> [What is needed]:
Could you please return each line of the data that has the word "Custom"?

Dataset rows for apps and sites
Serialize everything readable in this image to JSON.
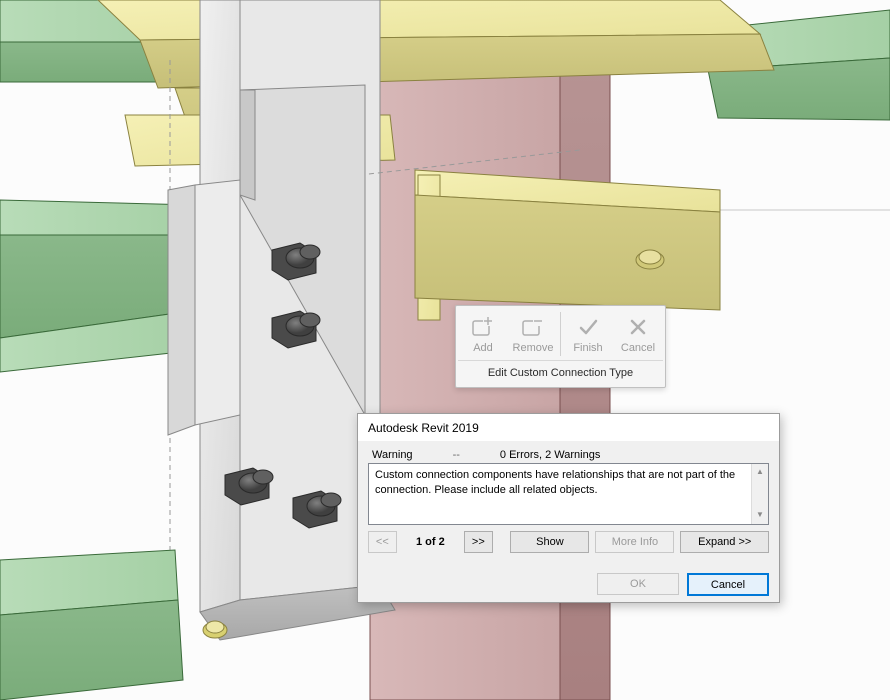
{
  "toolbar": {
    "add": "Add",
    "remove": "Remove",
    "finish": "Finish",
    "cancel": "Cancel",
    "footer": "Edit Custom Connection Type"
  },
  "dialog": {
    "title": "Autodesk Revit 2019",
    "status_type": "Warning",
    "status_dash": "--",
    "status_counts": "0 Errors, 2 Warnings",
    "message": "Custom connection components have relationships that are not part of the connection.  Please include all related objects.",
    "pager_prev": "<<",
    "pager_text": "1 of 2",
    "pager_next": ">>",
    "show": "Show",
    "more_info": "More Info",
    "expand": "Expand >>",
    "ok": "OK",
    "cancel": "Cancel"
  }
}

> [Response to this exercise]:
    "footer": "Edit Custom Connection Type"
    "message": "Custom connection components have relationships that are not part of the connection.  Please include all related objects.",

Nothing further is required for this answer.